HF 7874

Women’s Sexual Health During and After Cancer Treatment

We ask you to follow certain guidelines during sex when having certain cancer treatments. These treatments include:

  • Chemotherapy

  • Biotherapy

  • Targeted therapies

  • Blood stem cell transplant

  • Radiation therapy

Prevent Pregnancy

Avoid getting pregnant during cancer treatment. Before starting and while getting treatment, your doctor or nurse will ask if you could be pregnant. You will have a pregnancy test before starting treatment. Talk with your doctor about the birth control method you will use.

Chemotherapy has risks to the fetus such as:

  • Slow fetal growth during pregnancy

  • Low blood counts in fetus

  • Premature birth

  • Fetal defects or death

Getting pregnant too soon after the end of treatment may harm the baby. Talk to a fertility specialist about having children in the future.

Protect Yourself

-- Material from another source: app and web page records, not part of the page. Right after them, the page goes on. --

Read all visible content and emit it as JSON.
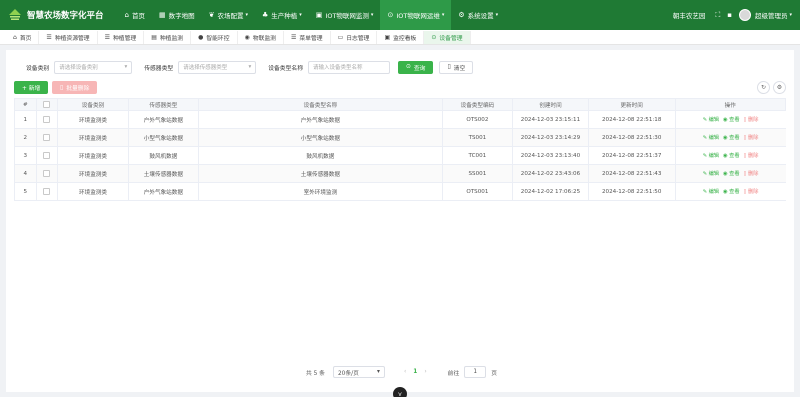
{
  "app": {
    "title": "智慧农场数字化平台",
    "brand_color": "#1f7a34",
    "accent": "#3ab34a"
  },
  "nav": [
    {
      "label": "首页",
      "icon": "home-icon",
      "glyph": "⌂",
      "caret": false,
      "active": false
    },
    {
      "label": "数字地图",
      "icon": "map-icon",
      "glyph": "▦",
      "caret": false,
      "active": false
    },
    {
      "label": "农场配置",
      "icon": "leaf-icon",
      "glyph": "❦",
      "caret": true,
      "active": false
    },
    {
      "label": "生产种植",
      "icon": "sprout-icon",
      "glyph": "♣",
      "caret": true,
      "active": false
    },
    {
      "label": "IOT物联网监测",
      "icon": "monitor-icon",
      "glyph": "▣",
      "caret": true,
      "active": false
    },
    {
      "label": "IOT物联网运维",
      "icon": "settings-icon",
      "glyph": "⊙",
      "caret": true,
      "active": true
    },
    {
      "label": "系统设置",
      "icon": "gear-icon",
      "glyph": "⚙",
      "caret": true,
      "active": false
    }
  ],
  "header_right": {
    "farm": "朝丰农艺园",
    "username": "超级管理员"
  },
  "tabs": [
    {
      "label": "首页",
      "icon": "home-icon",
      "glyph": "⌂",
      "active": false
    },
    {
      "label": "种植资源管理",
      "icon": "list-icon",
      "glyph": "☰",
      "active": false
    },
    {
      "label": "种植管理",
      "icon": "list-icon",
      "glyph": "☰",
      "active": false
    },
    {
      "label": "种植监测",
      "icon": "chart-icon",
      "glyph": "▤",
      "active": false
    },
    {
      "label": "智能环控",
      "icon": "dot-icon",
      "glyph": "●",
      "active": false
    },
    {
      "label": "物联监测",
      "icon": "camera-icon",
      "glyph": "◉",
      "active": false
    },
    {
      "label": "菜单管理",
      "icon": "menu-icon",
      "glyph": "☰",
      "active": false
    },
    {
      "label": "日志管理",
      "icon": "doc-icon",
      "glyph": "▭",
      "active": false
    },
    {
      "label": "监控看板",
      "icon": "monitor-icon",
      "glyph": "▣",
      "active": false
    },
    {
      "label": "设备管理",
      "icon": "device-icon",
      "glyph": "⊙",
      "active": true
    }
  ],
  "filters": {
    "device_category": {
      "label": "设备类别",
      "placeholder": "请选择设备类别"
    },
    "sensor_type": {
      "label": "传感器类型",
      "placeholder": "请选择传感器类型"
    },
    "type_name": {
      "label": "设备类型名称",
      "placeholder": "请输入设备类型名称"
    },
    "query_label": "查询",
    "reset_label": "清空"
  },
  "toolbar": {
    "add_label": "+ 新增",
    "batch_delete_label": "批量删除"
  },
  "table": {
    "headers": [
      "#",
      "",
      "设备类别",
      "传感器类型",
      "设备类型名称",
      "设备类型编码",
      "创建时间",
      "更新时间",
      "操作"
    ],
    "rows": [
      {
        "index": "1",
        "category": "环境监测类",
        "sensor": "户外气象站数据",
        "name": "户外气象站数据",
        "code": "OTS002",
        "created": "2024-12-03 23:15:11",
        "updated": "2024-12-08 22:51:18"
      },
      {
        "index": "2",
        "category": "环境监测类",
        "sensor": "小型气象站数据",
        "name": "小型气象站数据",
        "code": "TS001",
        "created": "2024-12-03 23:14:29",
        "updated": "2024-12-08 22:51:30"
      },
      {
        "index": "3",
        "category": "环境监测类",
        "sensor": "鼓风机数据",
        "name": "鼓风机数据",
        "code": "TC001",
        "created": "2024-12-03 23:13:40",
        "updated": "2024-12-08 22:51:37"
      },
      {
        "index": "4",
        "category": "环境监测类",
        "sensor": "土壤传感器数据",
        "name": "土壤传感器数据",
        "code": "SS001",
        "created": "2024-12-02 23:43:06",
        "updated": "2024-12-08 22:51:43"
      },
      {
        "index": "5",
        "category": "环境监测类",
        "sensor": "户外气象站数据",
        "name": "室外环境监测",
        "code": "OTS001",
        "created": "2024-12-02 17:06:25",
        "updated": "2024-12-08 22:51:50"
      }
    ],
    "actions": {
      "edit": "编辑",
      "view": "查看",
      "delete": "删除"
    }
  },
  "pagination": {
    "total": "共 5 条",
    "page_size": "20条/页",
    "current_page": "1",
    "goto_label": "前往",
    "goto_value": "1",
    "page_unit": "页"
  }
}
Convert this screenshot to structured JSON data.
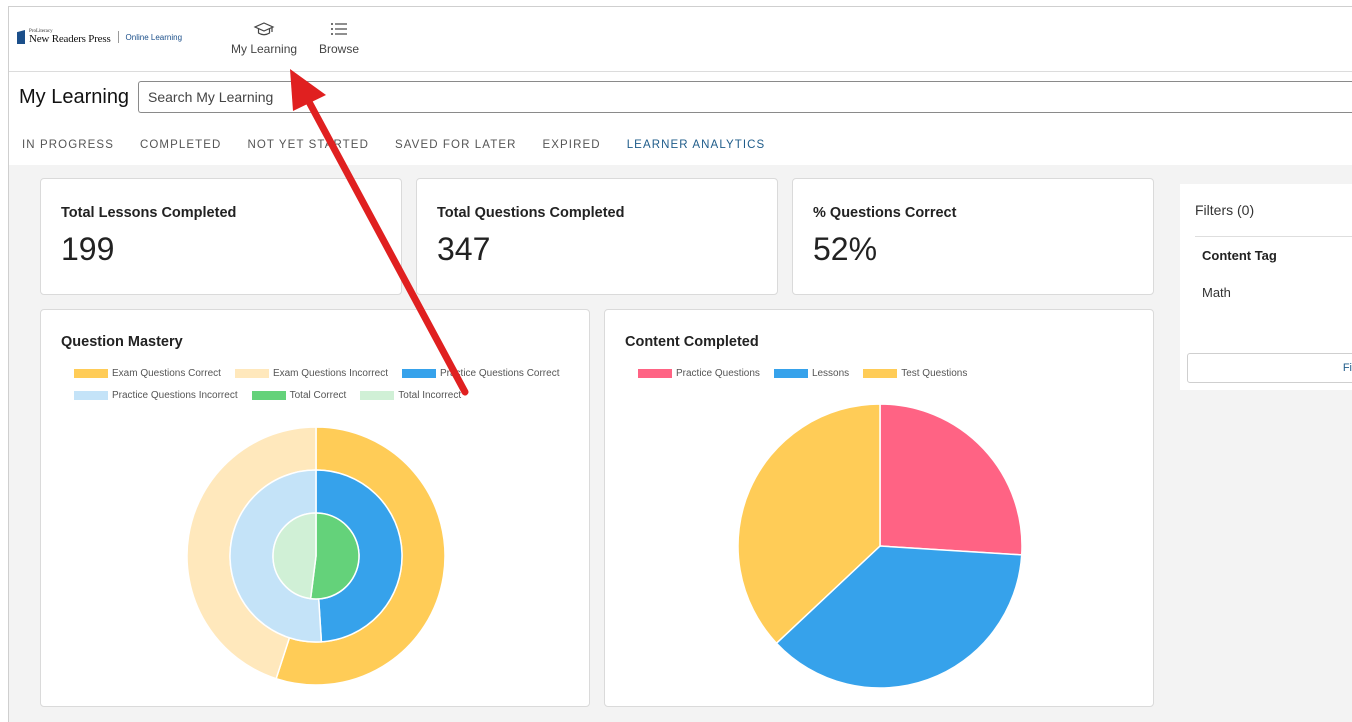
{
  "brand": {
    "small": "ProLiteracy",
    "name": "New Readers Press",
    "sub": "Online Learning"
  },
  "nav": {
    "my_learning": "My Learning",
    "browse": "Browse"
  },
  "page": {
    "title": "My Learning",
    "search_placeholder": "Search My Learning"
  },
  "tabs": [
    {
      "label": "IN PROGRESS"
    },
    {
      "label": "COMPLETED"
    },
    {
      "label": "NOT YET STARTED"
    },
    {
      "label": "SAVED FOR LATER"
    },
    {
      "label": "EXPIRED"
    },
    {
      "label": "LEARNER ANALYTICS",
      "active": true
    }
  ],
  "stats": [
    {
      "label": "Total Lessons Completed",
      "value": "199"
    },
    {
      "label": "Total Questions Completed",
      "value": "347"
    },
    {
      "label": "% Questions Correct",
      "value": "52%"
    }
  ],
  "filters": {
    "title": "Filters (0)",
    "heading": "Content Tag",
    "item": "Math",
    "button": "Fi"
  },
  "colors": {
    "exam_correct": "#ffcc57",
    "exam_incorrect": "#ffe8bc",
    "practice_correct": "#36a2eb",
    "practice_incorrect": "#c4e3f8",
    "total_correct": "#64d27a",
    "total_incorrect": "#d0f0d6",
    "pink": "#ff6384",
    "accent": "#1f5c8a",
    "annotation_arrow": "#e02020"
  },
  "chart_data": [
    {
      "type": "pie",
      "title": "Question Mastery",
      "legend": [
        "Exam Questions Correct",
        "Exam Questions Incorrect",
        "Practice Questions Correct",
        "Practice Questions Incorrect",
        "Total Correct",
        "Total Incorrect"
      ],
      "rings": [
        {
          "series": "Exam",
          "values": [
            {
              "name": "Exam Questions Correct",
              "value": 55
            },
            {
              "name": "Exam Questions Incorrect",
              "value": 45
            }
          ]
        },
        {
          "series": "Practice",
          "values": [
            {
              "name": "Practice Questions Correct",
              "value": 49
            },
            {
              "name": "Practice Questions Incorrect",
              "value": 51
            }
          ]
        },
        {
          "series": "Total",
          "values": [
            {
              "name": "Total Correct",
              "value": 52
            },
            {
              "name": "Total Incorrect",
              "value": 48
            }
          ]
        }
      ]
    },
    {
      "type": "pie",
      "title": "Content Completed",
      "legend": [
        "Practice Questions",
        "Lessons",
        "Test Questions"
      ],
      "slices": [
        {
          "name": "Practice Questions",
          "value": 26
        },
        {
          "name": "Lessons",
          "value": 37
        },
        {
          "name": "Test Questions",
          "value": 37
        }
      ]
    }
  ]
}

Use a condom when having sex to decrease the risk of a sexually transmitted disease. If your platelet count or white blood cell count is low, avoid sex until your blood counts are normal. Low white blood counts increase your risk of infection. Low platelet counts increase your risk for excess bleeding and bruising that may occur during sex. Avoid oral and anal sex during cancer treatment due to risk of infection.

Protect Your Partner

Chemotherapy, biotherapy and targeted therapy are present in your saliva, urine, stool, blood, and vaginal fluids for at least 48 hours after your last treatment. Protect your partner from being exposed to these fluids during oral, vaginal, and anal sex. A condom may provide some protection. Avoid all sexual activity, even open mouth kissing, to protect your partner.

You and your partner can safely share signs of affection and support during your cancer treatment, such as touching, hugging and closed mouth kissing.

Ask your doctor or nurse if you have any questions about sex during and after cancer treatment.